What about face turn metric? Of course, when a face is turned, one may take the adjacent slice and subsequent slices with this turn as well, for otherwise you will not go beyond 3x3x3.

Notice that STM distances are no longer necessarily smaller than FTM distances (except if one allows to take an adjacent slice and subsequent slices as well in STM).

Approximation for Face Turn Metric

Using the naming convention of, where Tom gives lower bounds in 6 different metrics, what you talk about is h-w metric. h-w diameter lower bound is always greater than h-s lower bound (for n>2) because in h-s, with the nxnxn cube we have 3*n different moves on one axis, while in h-w, we only have 3*(n-1) different moves. So we just substitute n-1 for n in the formulas used above (except in pos[n_]) and get with

pos[n_]:=(24*2^10*12!)^(Mod[n,2])*7!*3^6*24!^Quotient[n^2-2n,4]/4!^(6 Quotient[(n-2)^2,4])

instead of the expression for h-s metric

approxMinHS[n_]:= Ceiling[Log[pos[n] (bf[n]-1)/(9n(-1.5+7.5n))+1]/Log[bf[n]]]+1

now for h-w metric

approxMinHW[n_]:=Ceiling[Log[pos[n] (bf[n-1]-1)/(9(n-1)(-1.5+7.5(n-1)))+1]/Log[bf[n-1]]]+1

For 2<=n<=30 we get for approxMinHW[n_]


in perfect accordance with all n provided by Tom.

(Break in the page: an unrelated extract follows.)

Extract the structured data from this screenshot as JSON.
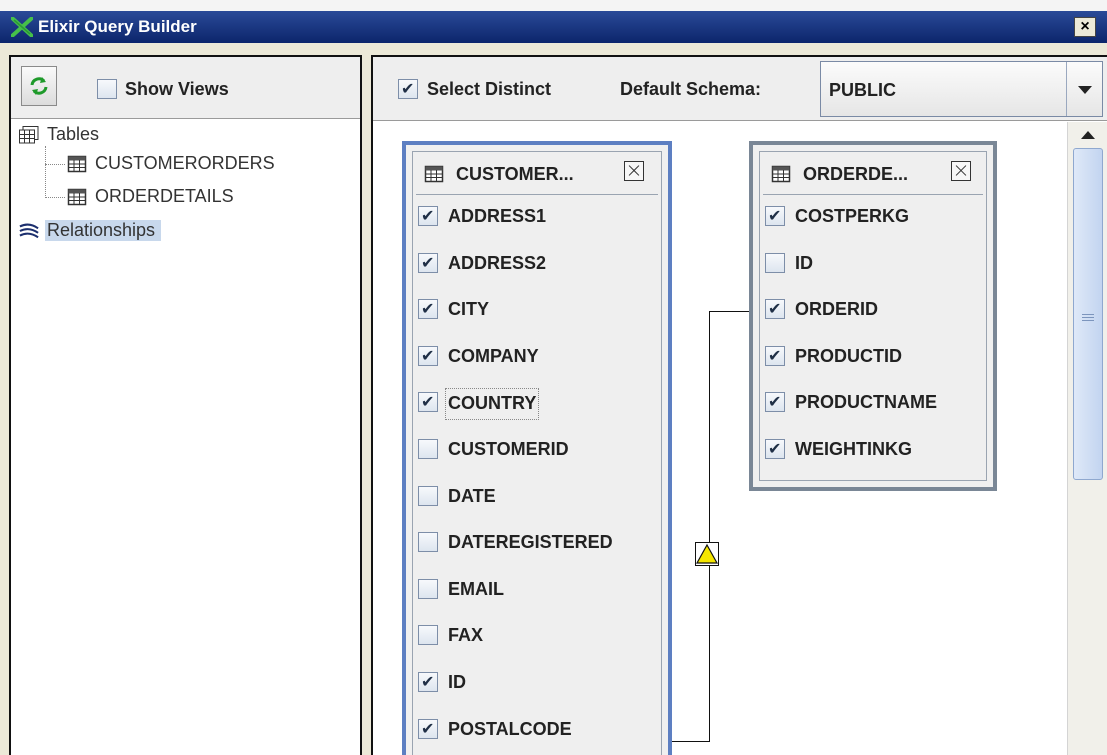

So the approximation in h-w is even better as in h-s, because in h-w we get Tom's values for n>=2 while in h-s the values are the same for n>=6.

The reason that the approximation is almost perfect is that my matrix approach gives the true number of canonical sequences in the h-w case.
With Mathematica Code we have the definitions:




and the number of canonical sequences of length k


So we also have the nice result, that


is the exact value for the asymptotic branching factor for the number of canonical sequences in h-w.

For n=4 we get for example 20.7305, which also is very close to the branching factors of the true number of 4x4x4 positions given in

It also can be shown, that we have for the number of canonical sequences countHW[4,k] for 4x4x4 the approximation

(3/(a-1))^k (1+a+a^2)a/3

with a =1.5^(1/3) and the relative error converging to 0 quickly.